:: Information provided ::

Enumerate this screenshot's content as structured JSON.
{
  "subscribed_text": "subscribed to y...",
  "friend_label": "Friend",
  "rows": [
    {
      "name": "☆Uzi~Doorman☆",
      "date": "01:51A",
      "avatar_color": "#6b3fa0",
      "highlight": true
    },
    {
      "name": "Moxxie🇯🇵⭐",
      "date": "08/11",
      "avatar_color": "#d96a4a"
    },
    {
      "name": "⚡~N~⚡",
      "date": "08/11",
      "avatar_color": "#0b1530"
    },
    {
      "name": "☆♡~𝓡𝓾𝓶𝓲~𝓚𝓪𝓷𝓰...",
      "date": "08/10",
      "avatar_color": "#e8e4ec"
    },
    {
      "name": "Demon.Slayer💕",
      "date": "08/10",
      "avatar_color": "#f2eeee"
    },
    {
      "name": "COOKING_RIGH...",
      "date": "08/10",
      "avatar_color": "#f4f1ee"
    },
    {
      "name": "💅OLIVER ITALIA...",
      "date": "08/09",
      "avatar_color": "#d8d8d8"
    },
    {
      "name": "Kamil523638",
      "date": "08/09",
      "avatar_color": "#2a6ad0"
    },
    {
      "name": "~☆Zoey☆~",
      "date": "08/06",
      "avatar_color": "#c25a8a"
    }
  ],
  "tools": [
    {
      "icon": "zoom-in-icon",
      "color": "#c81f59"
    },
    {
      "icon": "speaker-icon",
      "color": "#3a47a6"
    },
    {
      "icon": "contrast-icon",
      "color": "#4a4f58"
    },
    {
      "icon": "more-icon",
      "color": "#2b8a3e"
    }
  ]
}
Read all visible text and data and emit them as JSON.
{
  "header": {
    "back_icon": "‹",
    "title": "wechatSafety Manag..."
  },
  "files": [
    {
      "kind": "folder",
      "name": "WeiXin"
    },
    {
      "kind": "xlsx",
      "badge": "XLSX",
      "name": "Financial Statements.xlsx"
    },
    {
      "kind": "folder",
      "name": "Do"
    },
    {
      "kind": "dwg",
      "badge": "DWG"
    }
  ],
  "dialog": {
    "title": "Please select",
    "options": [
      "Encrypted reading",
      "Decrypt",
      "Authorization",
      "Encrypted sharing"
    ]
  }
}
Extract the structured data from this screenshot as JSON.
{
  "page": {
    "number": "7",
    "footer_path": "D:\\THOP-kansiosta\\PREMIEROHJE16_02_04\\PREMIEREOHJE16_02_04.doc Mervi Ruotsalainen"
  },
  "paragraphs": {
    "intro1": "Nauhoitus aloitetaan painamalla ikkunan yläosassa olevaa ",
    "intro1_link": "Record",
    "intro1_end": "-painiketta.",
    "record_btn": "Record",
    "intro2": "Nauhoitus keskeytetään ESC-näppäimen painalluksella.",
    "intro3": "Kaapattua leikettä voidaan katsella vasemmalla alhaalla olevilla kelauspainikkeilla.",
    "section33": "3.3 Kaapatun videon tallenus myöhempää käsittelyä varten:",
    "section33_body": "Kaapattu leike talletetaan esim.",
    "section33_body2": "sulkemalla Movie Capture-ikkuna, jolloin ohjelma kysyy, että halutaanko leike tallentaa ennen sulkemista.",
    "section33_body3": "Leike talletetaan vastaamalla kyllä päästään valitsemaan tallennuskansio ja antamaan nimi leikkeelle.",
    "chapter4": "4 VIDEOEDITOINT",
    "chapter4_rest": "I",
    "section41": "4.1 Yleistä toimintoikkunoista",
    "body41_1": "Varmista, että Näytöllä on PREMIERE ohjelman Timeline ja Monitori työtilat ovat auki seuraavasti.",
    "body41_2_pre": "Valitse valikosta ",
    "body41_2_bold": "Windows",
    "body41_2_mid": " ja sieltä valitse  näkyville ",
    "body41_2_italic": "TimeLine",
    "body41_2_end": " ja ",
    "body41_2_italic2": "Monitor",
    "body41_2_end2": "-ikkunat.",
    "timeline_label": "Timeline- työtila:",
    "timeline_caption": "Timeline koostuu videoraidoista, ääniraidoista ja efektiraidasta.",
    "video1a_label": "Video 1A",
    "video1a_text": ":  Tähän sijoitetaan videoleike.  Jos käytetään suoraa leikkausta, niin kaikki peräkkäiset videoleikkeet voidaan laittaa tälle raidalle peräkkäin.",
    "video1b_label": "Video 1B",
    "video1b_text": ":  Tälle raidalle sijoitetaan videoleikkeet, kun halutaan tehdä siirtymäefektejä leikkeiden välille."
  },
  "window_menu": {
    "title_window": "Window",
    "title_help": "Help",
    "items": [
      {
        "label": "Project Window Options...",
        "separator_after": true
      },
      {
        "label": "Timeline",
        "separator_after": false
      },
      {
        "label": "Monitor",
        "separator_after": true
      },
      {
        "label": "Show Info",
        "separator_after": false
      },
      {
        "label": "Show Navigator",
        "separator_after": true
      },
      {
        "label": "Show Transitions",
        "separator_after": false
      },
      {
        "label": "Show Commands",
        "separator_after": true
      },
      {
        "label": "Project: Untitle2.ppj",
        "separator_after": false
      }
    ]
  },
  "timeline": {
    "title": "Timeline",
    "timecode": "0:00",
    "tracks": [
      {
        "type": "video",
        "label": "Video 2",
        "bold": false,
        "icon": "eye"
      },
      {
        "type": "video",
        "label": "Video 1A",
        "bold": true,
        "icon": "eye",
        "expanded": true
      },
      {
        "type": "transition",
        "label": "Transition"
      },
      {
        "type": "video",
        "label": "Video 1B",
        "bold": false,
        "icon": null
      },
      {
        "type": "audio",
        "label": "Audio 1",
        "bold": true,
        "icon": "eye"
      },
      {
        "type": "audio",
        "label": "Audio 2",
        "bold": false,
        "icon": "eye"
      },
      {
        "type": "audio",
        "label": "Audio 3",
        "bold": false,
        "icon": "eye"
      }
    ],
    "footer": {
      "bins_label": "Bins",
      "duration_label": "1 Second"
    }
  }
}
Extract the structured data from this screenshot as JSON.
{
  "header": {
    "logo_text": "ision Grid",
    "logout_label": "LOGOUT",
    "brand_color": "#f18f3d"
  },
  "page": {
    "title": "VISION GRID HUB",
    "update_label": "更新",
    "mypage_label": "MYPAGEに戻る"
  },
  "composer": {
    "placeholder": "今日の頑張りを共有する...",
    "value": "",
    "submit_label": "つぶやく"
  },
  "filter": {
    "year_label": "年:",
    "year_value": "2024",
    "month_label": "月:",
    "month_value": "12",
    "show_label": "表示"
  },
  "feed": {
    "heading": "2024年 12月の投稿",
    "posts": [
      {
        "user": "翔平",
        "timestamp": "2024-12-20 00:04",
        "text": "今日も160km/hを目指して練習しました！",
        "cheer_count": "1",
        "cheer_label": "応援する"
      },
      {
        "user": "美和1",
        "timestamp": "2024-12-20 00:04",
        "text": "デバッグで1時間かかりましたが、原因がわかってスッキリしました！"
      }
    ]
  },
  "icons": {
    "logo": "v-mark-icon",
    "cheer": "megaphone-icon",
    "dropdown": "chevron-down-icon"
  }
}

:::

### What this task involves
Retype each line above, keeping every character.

### Completed exercise
Enumerate this screenshot's content as structured JSON.
{
  "subscribed_text": "subscribed to y...",
  "friend_label": "Friend",
  "rows": [
    {
      "name": "☆Uzi~Doorman☆",
      "date": "01:51A",
      "avatar_color": "#6b3fa0",
      "highlight": true
    },
    {
      "name": "Moxxie🇯🇵⭐",
      "date": "08/11",
      "avatar_color": "#d96a4a"
    },
    {
      "name": "⚡~N~⚡",
      "date": "08/11",
      "avatar_color": "#0b1530"
    },
    {
      "name": "☆♡~𝓡𝓾𝓶𝓲~𝓚𝓪𝓷𝓰...",
      "date": "08/10",
      "avatar_color": "#e8e4ec"
    },
    {
      "name": "Demon.Slayer💕",
      "date": "08/10",
      "avatar_color": "#f2eeee"
    },
    {
      "name": "COOKING_RIGH...",
      "date": "08/10",
      "avatar_color": "#f4f1ee"
    },
    {
      "name": "💅OLIVER ITALIA...",
      "date": "08/09",
      "avatar_color": "#d8d8d8"
    },
    {
      "name": "Kamil523638",
      "date": "08/09",
      "avatar_color": "#2a6ad0"
    },
    {
      "name": "~☆Zoey☆~",
      "date": "08/06",
      "avatar_color": "#c25a8a"
    }
  ],
  "tools": [
    {
      "icon": "zoom-in-icon",
      "color": "#c81f59"
    },
    {
      "icon": "speaker-icon",
      "color": "#3a47a6"
    },
    {
      "icon": "contrast-icon",
      "color": "#4a4f58"
    },
    {
      "icon": "more-icon",
      "color": "#2b8a3e"
    }
  ]
}
Read all visible text and data and emit them as JSON.
{
  "header": {
    "back_icon": "‹",
    "title": "wechatSafety Manag..."
  },
  "files": [
    {
      "kind": "folder",
      "name": "WeiXin"
    },
    {
      "kind": "xlsx",
      "badge": "XLSX",
      "name": "Financial Statements.xlsx"
    },
    {
      "kind": "folder",
      "name": "Do"
    },
    {
      "kind": "dwg",
      "badge": "DWG"
    }
  ],
  "dialog": {
    "title": "Please select",
    "options": [
      "Encrypted reading",
      "Decrypt",
      "Authorization",
      "Encrypted sharing"
    ]
  }
}
Extract the structured data from this screenshot as JSON.
{
  "page": {
    "number": "7",
    "footer_path": "D:\\THOP-kansiosta\\PREMIEROHJE16_02_04\\PREMIEREOHJE16_02_04.doc Mervi Ruotsalainen"
  },
  "paragraphs": {
    "intro1": "Nauhoitus aloitetaan painamalla ikkunan yläosassa olevaa ",
    "intro1_link": "Record",
    "intro1_end": "-painiketta.",
    "record_btn": "Record",
    "intro2": "Nauhoitus keskeytetään ESC-näppäimen painalluksella.",
    "intro3": "Kaapattua leikettä voidaan katsella vasemmalla alhaalla olevilla kelauspainikkeilla.",
    "section33": "3.3 Kaapatun videon tallenus myöhempää käsittelyä varten:",
    "section33_body": "Kaapattu leike talletetaan esim.",
    "section33_body2": "sulkemalla Movie Capture-ikkuna, jolloin ohjelma kysyy, että halutaanko leike tallentaa ennen sulkemista.",
    "section33_body3": "Leike talletetaan vastaamalla kyllä päästään valitsemaan tallennuskansio ja antamaan nimi leikkeelle.",
    "chapter4": "4 VIDEOEDITOINT",
    "chapter4_rest": "I",
    "section41": "4.1 Yleistä toimintoikkunoista",
    "body41_1": "Varmista, että Näytöllä on PREMIERE ohjelman Timeline ja Monitori työtilat ovat auki seuraavasti.",
    "body41_2_pre": "Valitse valikosta ",
    "body41_2_bold": "Windows",
    "body41_2_mid": " ja sieltä valitse  näkyville ",
    "body41_2_italic": "TimeLine",
    "body41_2_end": " ja ",
    "body41_2_italic2": "Monitor",
    "body41_2_end2": "-ikkunat.",
    "timeline_label": "Timeline- työtila:",
    "timeline_caption": "Timeline koostuu videoraidoista, ääniraidoista ja efektiraidasta.",
    "video1a_label": "Video 1A",
    "video1a_text": ":  Tähän sijoitetaan videoleike.  Jos käytetään suoraa leikkausta, niin kaikki peräkkäiset videoleikkeet voidaan laittaa tälle raidalle peräkkäin.",
    "video1b_label": "Video 1B",
    "video1b_text": ":  Tälle raidalle sijoitetaan videoleikkeet, kun halutaan tehdä siirtymäefektejä leikkeiden välille."
  },
  "window_menu": {
    "title_window": "Window",
    "title_help": "Help",
    "items": [
      {
        "label": "Project Window Options...",
        "separator_after": true
      },
      {
        "label": "Timeline",
        "separator_after": false
      },
      {
        "label": "Monitor",
        "separator_after": true
      },
      {
        "label": "Show Info",
        "separator_after": false
      },
      {
        "label": "Show Navigator",
        "separator_after": true
      },
      {
        "label": "Show Transitions",
        "separator_after": false
      },
      {
        "label": "Show Commands",
        "separator_after": true
      },
      {
        "label": "Project: Untitle2.ppj",
        "separator_after": false
      }
    ]
  },
  "timeline": {
    "title": "Timeline",
    "timecode": "0:00",
    "tracks": [
      {
        "type": "video",
        "label": "Video 2",
        "bold": false,
        "icon": "eye"
      },
      {
        "type": "video",
        "label": "Video 1A",
        "bold": true,
        "icon": "eye",
        "expanded": true
      },
      {
        "type": "transition",
        "label": "Transition"
      },
      {
        "type": "video",
        "label": "Video 1B",
        "bold": false,
        "icon": null
      },
      {
        "type": "audio",
        "label": "Audio 1",
        "bold": true,
        "icon": "eye"
      },
      {
        "type": "audio",
        "label": "Audio 2",
        "bold": false,
        "icon": "eye"
      },
      {
        "type": "audio",
        "label": "Audio 3",
        "bold": false,
        "icon": "eye"
      }
    ],
    "footer": {
      "bins_label": "Bins",
      "duration_label": "1 Second"
    }
  }
}
Extract the structured data from this screenshot as JSON.
{
  "header": {
    "logo_text": "ision Grid",
    "logout_label": "LOGOUT",
    "brand_color": "#f18f3d"
  },
  "page": {
    "title": "VISION GRID HUB",
    "update_label": "更新",
    "mypage_label": "MYPAGEに戻る"
  },
  "composer": {
    "placeholder": "今日の頑張りを共有する...",
    "value": "",
    "submit_label": "つぶやく"
  },
  "filter": {
    "year_label": "年:",
    "year_value": "2024",
    "month_label": "月:",
    "month_value": "12",
    "show_label": "表示"
  },
  "feed": {
    "heading": "2024年 12月の投稿",
    "posts": [
      {
        "user": "翔平",
        "timestamp": "2024-12-20 00:04",
        "text": "今日も160km/hを目指して練習しました！",
        "cheer_count": "1",
        "cheer_label": "応援する"
      },
      {
        "user": "美和1",
        "timestamp": "2024-12-20 00:04",
        "text": "デバッグで1時間かかりましたが、原因がわかってスッキリしました！"
      }
    ]
  },
  "icons": {
    "logo": "v-mark-icon",
    "cheer": "megaphone-icon",
    "dropdown": "chevron-down-icon"
  }
}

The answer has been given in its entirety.